The first tournaments of the Australasian Championships suffered from the competition of the other Australasian tournaments. Before 1905, all Australian states and New Zealand had their own championships, the first organised in 1880 in Melbourne and called the Championship of the Colony of Victoria (later the Championship of Victoria). In those years, the best two players – Australian Norman Brookes (whose name is now written on the men's singles cup) and New Zealander Anthony Wilding – almost did not play this tournament. Brookes took part once and won in 1911, and Wilding entered and won the competition twice (1906 and 1909). Their meetings in the Victorian Championships (or at Wimbledon) helped to determine the best Australasian players. Even when the Australasian Championships were held in Hastings, New Zealand, in 1912, Wilding, though three times Wimbledon champion, did not come back to his home country. It was a recurring problem for all players of the era. Brookes went to Europe only three times, where he reached the Wimbledon Challenge Round once and then won Wimbledon twice. Thus, many players had never played the Austral(as)ian amateur or open championships: the Doherty brothers, William Larned, Maurice McLoughlin, Beals Wright, Bill Johnston, Bill Tilden, René Lacoste, Henri Cochet, Bobby Riggs, Jack Kramer, Ted Schroeder, Pancho Gonzales, Budge Patty, and others, while Brookes, Ellsworth Vines, Jaroslav Drobný, came just once. Even in the 1960s and 1970s, when travel was less difficult, leading players such as Manuel Santana, Jan Kodeš, Manuel Orantes, Ilie Năstase (who only came once, when 35 years old) and Björn Borg came rarely or not at all.
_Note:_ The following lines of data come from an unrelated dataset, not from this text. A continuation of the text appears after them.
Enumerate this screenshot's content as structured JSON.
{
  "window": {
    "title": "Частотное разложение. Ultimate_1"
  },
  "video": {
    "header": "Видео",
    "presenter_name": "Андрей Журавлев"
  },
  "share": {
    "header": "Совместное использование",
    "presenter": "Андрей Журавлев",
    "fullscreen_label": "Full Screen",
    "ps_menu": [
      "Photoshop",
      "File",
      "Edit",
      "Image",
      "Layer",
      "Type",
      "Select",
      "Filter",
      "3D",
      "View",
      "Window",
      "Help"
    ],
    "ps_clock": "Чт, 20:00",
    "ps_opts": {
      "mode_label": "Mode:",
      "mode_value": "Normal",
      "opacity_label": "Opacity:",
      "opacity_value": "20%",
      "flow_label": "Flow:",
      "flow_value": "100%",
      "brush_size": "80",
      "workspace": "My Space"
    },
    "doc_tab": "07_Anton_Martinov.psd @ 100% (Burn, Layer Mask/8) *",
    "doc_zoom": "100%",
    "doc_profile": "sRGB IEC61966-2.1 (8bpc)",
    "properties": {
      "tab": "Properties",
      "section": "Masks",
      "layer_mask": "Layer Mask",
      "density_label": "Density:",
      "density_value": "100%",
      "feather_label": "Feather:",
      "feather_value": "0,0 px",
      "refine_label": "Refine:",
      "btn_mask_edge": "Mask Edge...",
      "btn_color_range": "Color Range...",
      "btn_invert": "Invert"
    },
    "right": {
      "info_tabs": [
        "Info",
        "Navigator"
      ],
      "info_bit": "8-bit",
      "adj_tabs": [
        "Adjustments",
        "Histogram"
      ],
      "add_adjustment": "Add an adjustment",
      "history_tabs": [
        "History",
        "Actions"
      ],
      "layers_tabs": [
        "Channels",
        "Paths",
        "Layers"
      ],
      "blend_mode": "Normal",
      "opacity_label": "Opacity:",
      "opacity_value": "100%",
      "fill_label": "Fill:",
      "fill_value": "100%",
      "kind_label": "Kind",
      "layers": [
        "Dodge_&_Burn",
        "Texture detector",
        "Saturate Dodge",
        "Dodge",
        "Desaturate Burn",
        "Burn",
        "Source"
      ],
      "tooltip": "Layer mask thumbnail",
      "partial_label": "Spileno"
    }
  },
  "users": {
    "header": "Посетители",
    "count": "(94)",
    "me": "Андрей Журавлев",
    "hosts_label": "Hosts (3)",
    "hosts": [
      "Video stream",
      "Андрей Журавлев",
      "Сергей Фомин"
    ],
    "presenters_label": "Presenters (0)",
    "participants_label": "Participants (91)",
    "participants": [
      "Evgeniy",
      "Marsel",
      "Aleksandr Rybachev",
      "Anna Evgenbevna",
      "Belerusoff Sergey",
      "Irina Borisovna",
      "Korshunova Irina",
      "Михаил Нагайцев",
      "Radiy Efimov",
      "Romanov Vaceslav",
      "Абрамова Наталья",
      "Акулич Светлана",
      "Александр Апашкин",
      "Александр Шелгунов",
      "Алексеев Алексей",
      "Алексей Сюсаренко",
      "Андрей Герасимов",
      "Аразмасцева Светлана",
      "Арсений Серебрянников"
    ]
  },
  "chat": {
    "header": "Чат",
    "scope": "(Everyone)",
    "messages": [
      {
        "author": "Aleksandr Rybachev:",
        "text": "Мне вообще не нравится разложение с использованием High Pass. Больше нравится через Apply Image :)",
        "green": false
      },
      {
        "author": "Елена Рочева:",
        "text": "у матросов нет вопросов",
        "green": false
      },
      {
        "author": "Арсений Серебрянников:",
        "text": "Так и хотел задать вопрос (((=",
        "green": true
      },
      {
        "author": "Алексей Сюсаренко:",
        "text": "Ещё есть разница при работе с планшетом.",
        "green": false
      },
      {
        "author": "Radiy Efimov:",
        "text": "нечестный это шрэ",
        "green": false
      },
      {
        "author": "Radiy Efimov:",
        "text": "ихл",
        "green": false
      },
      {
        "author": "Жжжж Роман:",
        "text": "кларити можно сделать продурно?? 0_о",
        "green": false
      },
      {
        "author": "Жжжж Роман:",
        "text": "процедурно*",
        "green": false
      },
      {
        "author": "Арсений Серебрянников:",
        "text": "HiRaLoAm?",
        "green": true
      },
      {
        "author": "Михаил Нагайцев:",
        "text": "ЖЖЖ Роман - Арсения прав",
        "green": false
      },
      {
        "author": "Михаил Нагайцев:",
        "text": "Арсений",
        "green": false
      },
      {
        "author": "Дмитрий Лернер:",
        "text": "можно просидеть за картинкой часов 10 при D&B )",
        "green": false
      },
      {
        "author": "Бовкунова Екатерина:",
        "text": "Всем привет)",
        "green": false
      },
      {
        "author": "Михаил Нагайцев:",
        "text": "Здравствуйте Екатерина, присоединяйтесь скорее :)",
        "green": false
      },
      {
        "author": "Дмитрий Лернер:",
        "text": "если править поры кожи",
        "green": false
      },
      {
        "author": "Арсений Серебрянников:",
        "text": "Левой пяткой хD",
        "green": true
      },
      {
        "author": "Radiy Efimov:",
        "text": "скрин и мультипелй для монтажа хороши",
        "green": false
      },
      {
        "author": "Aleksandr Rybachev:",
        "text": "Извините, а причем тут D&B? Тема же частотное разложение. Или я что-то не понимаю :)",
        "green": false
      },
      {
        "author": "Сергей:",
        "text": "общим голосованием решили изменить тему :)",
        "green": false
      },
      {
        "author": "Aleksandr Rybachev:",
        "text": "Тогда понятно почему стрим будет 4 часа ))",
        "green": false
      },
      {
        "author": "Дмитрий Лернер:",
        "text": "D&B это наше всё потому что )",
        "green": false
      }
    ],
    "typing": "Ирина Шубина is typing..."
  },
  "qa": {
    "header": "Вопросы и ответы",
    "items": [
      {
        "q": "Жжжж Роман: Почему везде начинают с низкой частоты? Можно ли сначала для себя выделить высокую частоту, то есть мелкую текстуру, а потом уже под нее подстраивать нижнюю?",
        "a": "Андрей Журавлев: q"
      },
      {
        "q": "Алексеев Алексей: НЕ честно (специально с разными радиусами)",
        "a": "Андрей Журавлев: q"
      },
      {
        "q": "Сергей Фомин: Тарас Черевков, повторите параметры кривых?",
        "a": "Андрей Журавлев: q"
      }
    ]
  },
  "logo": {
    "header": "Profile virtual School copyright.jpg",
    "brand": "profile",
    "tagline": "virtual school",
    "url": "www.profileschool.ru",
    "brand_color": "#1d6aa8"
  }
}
Novak Djokovic greets fans, Royal Botanical Gardens, 28 January 2019. Photo: Ben Solomon/Tennis Australia